Thanks also for your response. I imagine it is super frustrating dealing with everyone's issues as you are trying to run a business. And, I apologize for putting any guilt on you. I certainly didn't mean for you to feel that my husband's issues were your fault. He always thinks I spend too much on my various animals. LOL We are new to the area and new to "feral" cats. I guess he is ours if we go with your definition. I was simply trying to make this little guys life easier as he wandered into our yard in the dead of winter.  I have never before taken in a stray. I never really liked the idea of an outdoor cat.
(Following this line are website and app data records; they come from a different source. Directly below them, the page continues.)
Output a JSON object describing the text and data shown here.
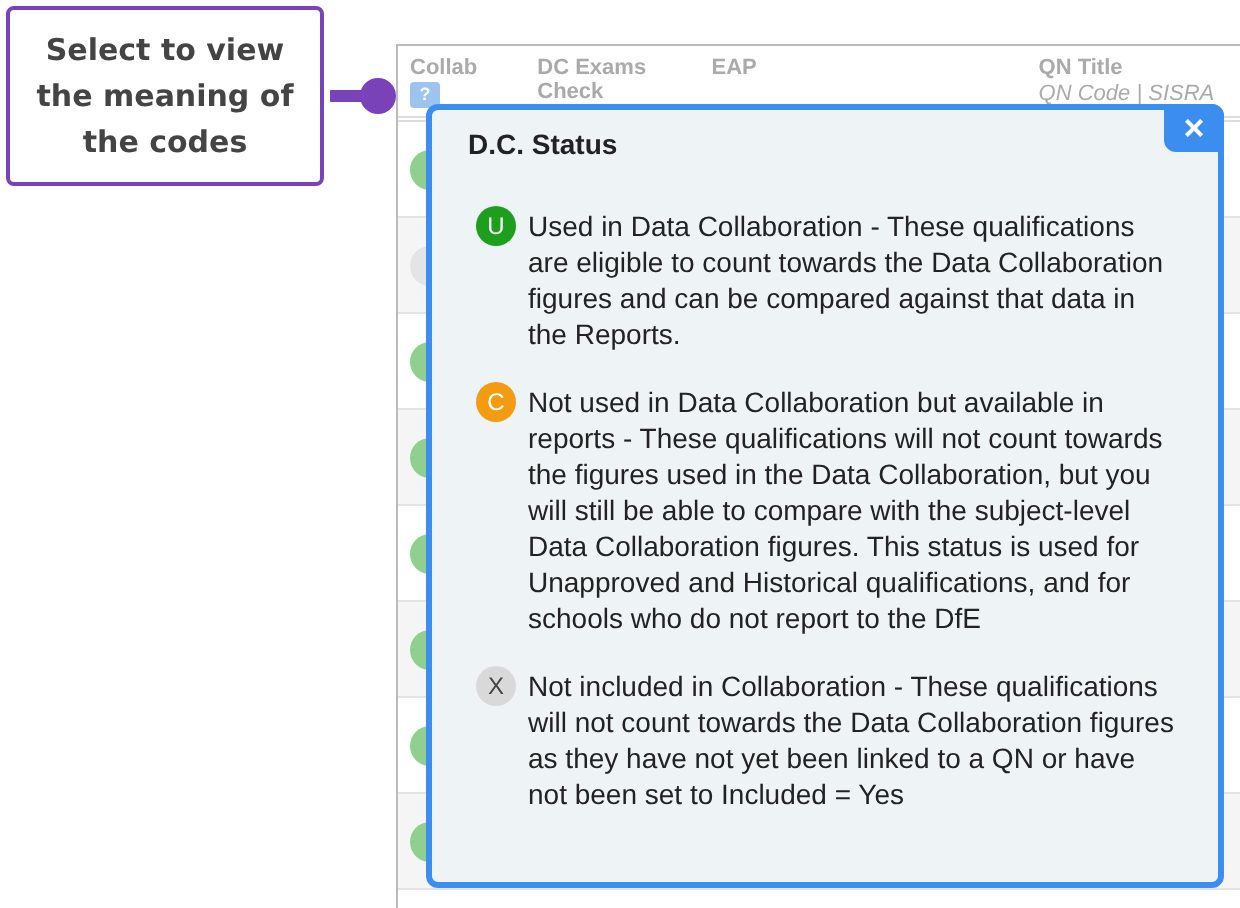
{
  "callout": {
    "text": "Select to view the meaning of the codes"
  },
  "table": {
    "columns": [
      {
        "title": "Collab"
      },
      {
        "title": "DC Exams Check"
      },
      {
        "title": "EAP"
      },
      {
        "title": "QN Title",
        "subtitle": "QN Code | SISRA"
      }
    ],
    "help_button": "?",
    "rows": [
      {
        "color": "#8fd08f"
      },
      {
        "color": "#e4e4e4"
      },
      {
        "color": "#8fd08f"
      },
      {
        "color": "#8fd08f"
      },
      {
        "color": "#8fd08f"
      },
      {
        "color": "#8fd08f"
      },
      {
        "color": "#8fd08f"
      },
      {
        "color": "#8fd08f"
      }
    ]
  },
  "popup": {
    "title": "D.C. Status",
    "close": "×",
    "items": [
      {
        "badge": "U",
        "color": "#1e9e1e",
        "text": "Used in Data Collaboration - These qualifications are eligible to count towards the Data Collaboration figures and can be compared against that data in the Reports."
      },
      {
        "badge": "C",
        "color": "#f39c12",
        "text": "Not used in Data Collaboration but available in reports - These qualifications will not count towards the figures used in the Data Collaboration, but you will still be able to compare with the subject-level Data Collaboration figures. This status is used for Unapproved and Historical qualifications, and for schools who do not report to the DfE"
      },
      {
        "badge": "X",
        "color": "#d9d9d9",
        "text": "Not included in Collaboration - These qualifications will not count towards the Data Collaboration figures as they have not yet been linked to a QN or have not been set to Included = Yes"
      }
    ]
  }
}
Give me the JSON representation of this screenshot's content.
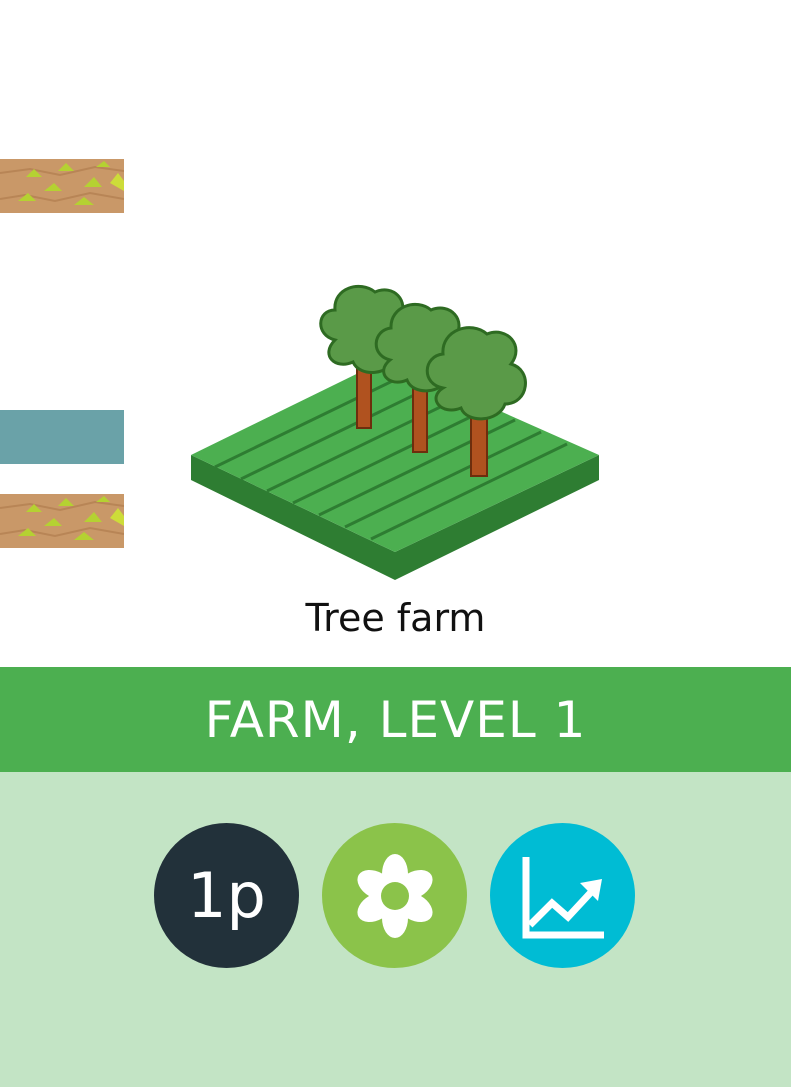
{
  "card": {
    "building_name": "Tree farm",
    "title": "FARM, LEVEL 1"
  },
  "badges": [
    {
      "text": "1p",
      "icon": "players-icon",
      "color": "#22313a"
    },
    {
      "text": "",
      "icon": "flower-icon",
      "color": "#8bc34a"
    },
    {
      "text": "",
      "icon": "growth-chart-icon",
      "color": "#00bcd4"
    }
  ],
  "colors": {
    "title_bar": "#4caf50",
    "panel": "#c3e4c5",
    "water": "#6aa2a8",
    "dirt": "#c99868",
    "field_light": "#4caf50",
    "field_dark": "#2e7d32",
    "tree_leaves": "#5a9a48",
    "tree_trunk": "#b0521f"
  }
}
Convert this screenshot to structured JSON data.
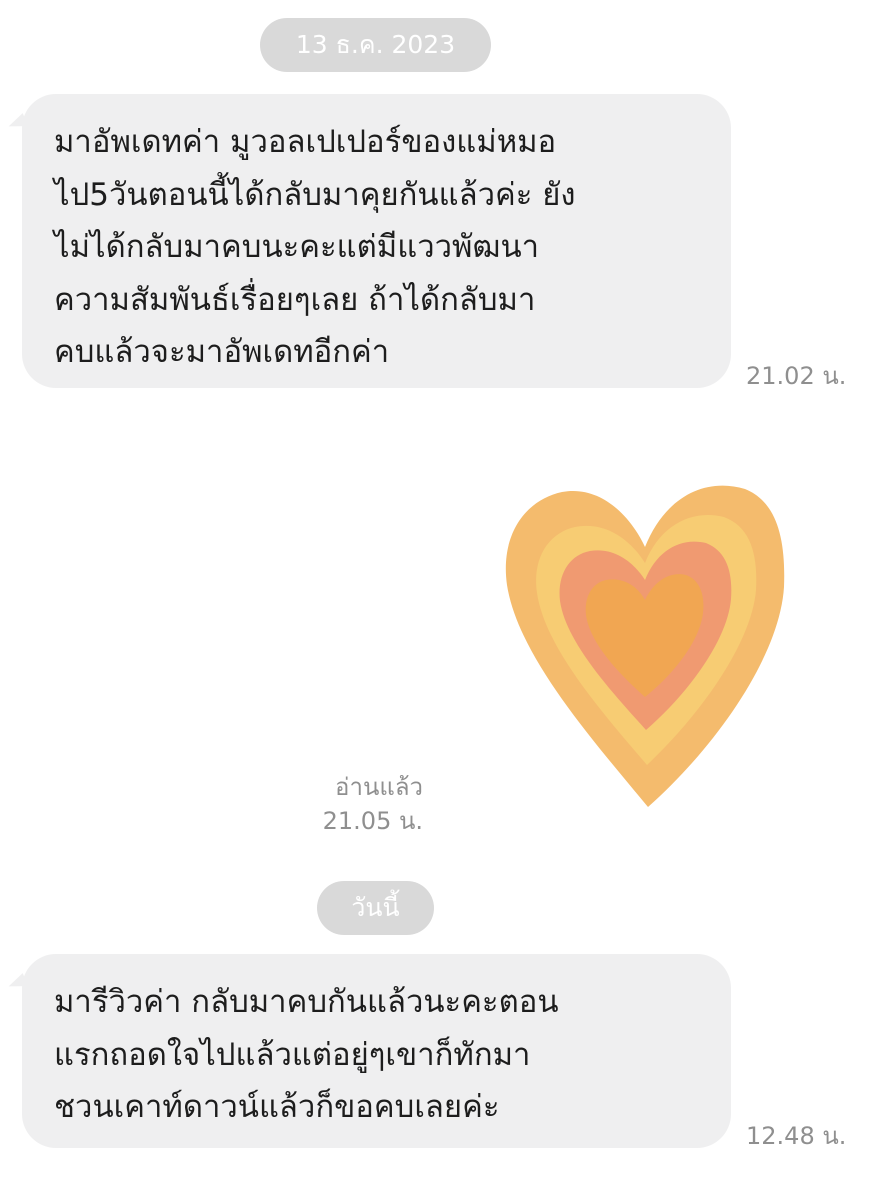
{
  "chat": {
    "date_separators": [
      "13 ธ.ค. 2023",
      "วันนี้"
    ],
    "messages": [
      {
        "sender": "other",
        "lines": [
          "มาอัพเดทค่า มูวอลเปเปอร์ของแม่หมอ",
          "ไป5วันตอนนี้ได้กลับมาคุยกันแล้วค่ะ ยัง",
          "ไม่ได้กลับมาคบนะคะแต่มีแววพัฒนา",
          "ความสัมพันธ์เรื่อยๆเลย ถ้าได้กลับมา",
          "คบแล้วจะมาอัพเดทอีกค่า"
        ],
        "time": "21.02 น."
      },
      {
        "sender": "me",
        "sticker": "layered-heart-sticker",
        "read_label": "อ่านแล้ว",
        "time": "21.05 น."
      },
      {
        "sender": "other",
        "lines": [
          "มารีวิวค่า กลับมาคบกันแล้วนะคะตอน",
          "แรกถอดใจไปแล้วแต่อยู่ๆเขาก็ทักมา",
          "ชวนเคาท์ดาวน์แล้วก็ขอคบเลยค่ะ"
        ],
        "time": "12.48 น."
      }
    ]
  },
  "colors": {
    "bubble": "#efeff0",
    "date_pill": "#d9d9d9",
    "meta_text": "#8f8f8f",
    "heart_outer": "#f4bb6d",
    "heart_band2": "#f7cc73",
    "heart_band3": "#f09a71",
    "heart_inner": "#f1a652"
  }
}
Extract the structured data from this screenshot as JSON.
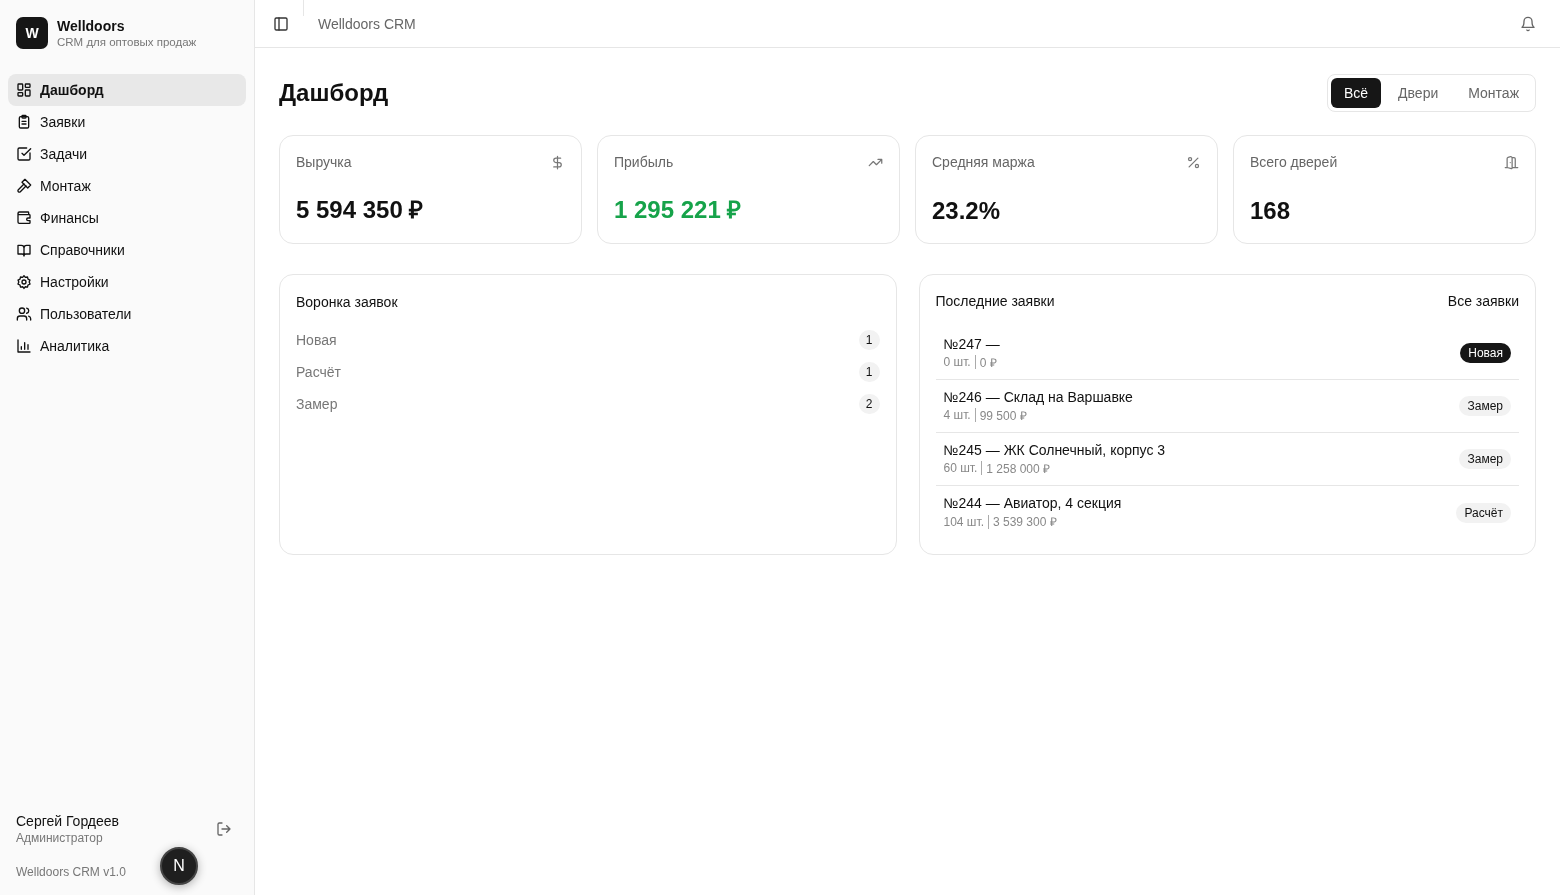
{
  "brand": {
    "logo": "W",
    "name": "Welldoors",
    "subtitle": "CRM для оптовых продаж"
  },
  "nav": [
    {
      "label": "Дашборд",
      "kind": "grid",
      "selected": true
    },
    {
      "label": "Заявки",
      "kind": "clipboard",
      "selected": false
    },
    {
      "label": "Задачи",
      "kind": "check",
      "selected": false
    },
    {
      "label": "Монтаж",
      "kind": "hammer",
      "selected": false
    },
    {
      "label": "Финансы",
      "kind": "wallet",
      "selected": false
    },
    {
      "label": "Справочники",
      "kind": "book",
      "selected": false
    },
    {
      "label": "Настройки",
      "kind": "gear",
      "selected": false
    },
    {
      "label": "Пользователи",
      "kind": "users",
      "selected": false
    },
    {
      "label": "Аналитика",
      "kind": "chart",
      "selected": false
    }
  ],
  "user": {
    "name": "Сергей Гордеев",
    "role": "Администратор"
  },
  "version": "Welldoors CRM v1.0",
  "dev_badge": "N",
  "header": {
    "title": "Welldoors CRM"
  },
  "page_title": "Дашборд",
  "filter_tabs": [
    {
      "label": "Всё",
      "selected": true
    },
    {
      "label": "Двери",
      "selected": false
    },
    {
      "label": "Монтаж",
      "selected": false
    }
  ],
  "stats": [
    {
      "label": "Выручка",
      "value": "5 594 350 ₽",
      "kind": "dollar",
      "positive": false
    },
    {
      "label": "Прибыль",
      "value": "1 295 221 ₽",
      "kind": "trend",
      "positive": true
    },
    {
      "label": "Средняя маржа",
      "value": "23.2%",
      "kind": "percent",
      "positive": false
    },
    {
      "label": "Всего дверей",
      "value": "168",
      "kind": "door",
      "positive": false
    }
  ],
  "funnel": {
    "title": "Воронка заявок",
    "rows": [
      {
        "label": "Новая",
        "count": "1"
      },
      {
        "label": "Расчёт",
        "count": "1"
      },
      {
        "label": "Замер",
        "count": "2"
      }
    ]
  },
  "recent": {
    "title": "Последние заявки",
    "link": "Все заявки",
    "rows": [
      {
        "title": "№247 —",
        "qty": "0 шт.",
        "sum": "0 ₽",
        "status": "Новая",
        "kind": "filled"
      },
      {
        "title": "№246 — Склад на Варшавке",
        "qty": "4 шт.",
        "sum": "99 500 ₽",
        "status": "Замер",
        "kind": "soft"
      },
      {
        "title": "№245 — ЖК Солнечный, корпус 3",
        "qty": "60 шт.",
        "sum": "1 258 000 ₽",
        "status": "Замер",
        "kind": "soft"
      },
      {
        "title": "№244 — Авиатор, 4 секция",
        "qty": "104 шт.",
        "sum": "3 539 300 ₽",
        "status": "Расчёт",
        "kind": "soft"
      }
    ]
  }
}
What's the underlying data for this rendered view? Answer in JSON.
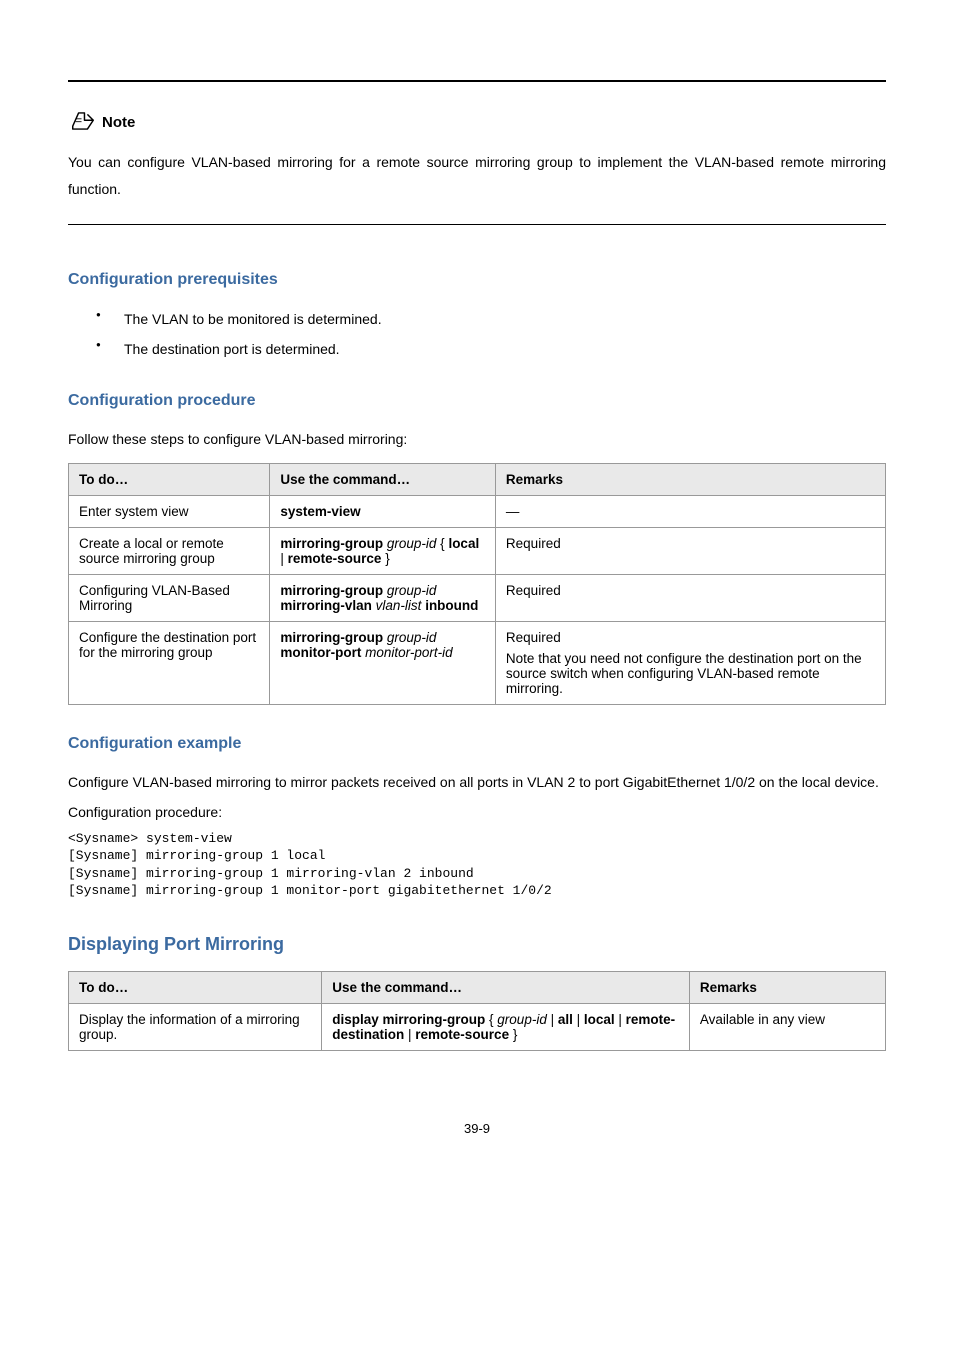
{
  "note": {
    "label": "Note",
    "body": "You can configure VLAN-based mirroring for a remote source mirroring group to implement the VLAN-based remote mirroring function."
  },
  "prereq": {
    "heading": "Configuration prerequisites",
    "items": [
      "The VLAN to be monitored is determined.",
      "The destination port is determined."
    ]
  },
  "proc": {
    "heading": "Configuration procedure",
    "lead": "Follow these steps to configure VLAN-based mirroring:",
    "headers": [
      "To do…",
      "Use the command…",
      "Remarks"
    ],
    "rows": [
      {
        "to": "Enter system view",
        "cmd": "system-view",
        "rem": "—"
      },
      {
        "to": "Create a local or remote source mirroring group",
        "cmd_html": "<span class='cmd'>mirroring-group</span> <span class='ital'>group-id</span> { <span class='cmd'>local</span> | <span class='cmd'>remote-source</span> }",
        "rem": "Required"
      },
      {
        "to": "Configuring VLAN-Based Mirroring",
        "cmd_html": "<span class='cmd'>mirroring-group</span> <span class='ital'>group-id</span> <span class='cmd'>mirroring-vlan</span> <span class='ital'>vlan-list</span> <span class='cmd'>inbound</span>",
        "rem": "Required"
      },
      {
        "to": "Configure the destination port for the mirroring group",
        "cmd_html": "<span class='cmd'>mirroring-group</span> <span class='ital'>group-id</span> <span class='cmd'>monitor-port</span> <span class='ital'>monitor-port-id</span>",
        "rem_html": "Required<br><span style='display:inline-block;margin-top:6px;'>Note that you need not configure the destination port on the source switch when configuring VLAN-based remote mirroring.</span>"
      }
    ]
  },
  "example": {
    "heading": "Configuration example",
    "body": "Configure VLAN-based mirroring to mirror packets received on all ports in VLAN 2 to port GigabitEthernet 1/0/2 on the local device.",
    "cfg_label": "Configuration procedure:",
    "code": "<Sysname> system-view\n[Sysname] mirroring-group 1 local\n[Sysname] mirroring-group 1 mirroring-vlan 2 inbound\n[Sysname] mirroring-group 1 monitor-port gigabitethernet 1/0/2"
  },
  "display": {
    "heading": "Displaying Port Mirroring",
    "headers": [
      "To do…",
      "Use the command…",
      "Remarks"
    ],
    "row": {
      "to": "Display the information of a mirroring group.",
      "cmd_html": "<span class='cmd'>display mirroring-group</span> { <span class='ital'>group-id</span> | <span class='cmd'>all</span> | <span class='cmd'>local</span> | <span class='cmd'>remote-destination</span> | <span class='cmd'>remote-source</span> }",
      "rem": "Available in any view"
    }
  },
  "page": "39-9"
}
Again...breakdown in communication...as to what a feral is and that JVC was going to do something for him.  I thought, through reading about ferals, that vets sometimes do pro bono stuff for them. Like I said before, I wouldn't have reacted in such a way if I knew from the start that JVC doesn't do that. I'll take it as a learning experience. It's quite sad that you feel so emotionally burnt. I used to be a classroom teacher and know what burn-out feels like. It sucks! Please know that most everyone who speaks of JVC does so with positivity. I wish I could do something to help...???

A little better, but still sort of missing the point..

so I say again, 

Chin UP! Press ON!


  1. Thank you for this post!! Yes yes and yes!! FYI I have a blog too - called PurrViews at purrduedvm.blogspot.com
    Found you via your post on compassion fatigue - also excellent! I shared that one on my FB page.

    1. Hello,

      I checked out your blog. Its AWESOME!! I think that your articles on vaccines, and advice about being a vet are all spot on!

      Keep Posting! I'm reading!

      Take care,

  2. The "dilemma du jour". That's probably the most accurate thing I've ever read about how veterinary medicine rolls.

    1. Hello Regina,

      Its the truth isn't it? The days of the calender roll past and they are marked by the little conquests, the lives saved, and yes, of course, those daily dilemmas.



  3. If she really wanted there to be no hard feelings, she would come back and pay the rest of her bill and maybe bringing a gift for the front-desk staff who had to endure her ranting.

    1. Can I give you a "high five" for that one?


      Thanks for reading!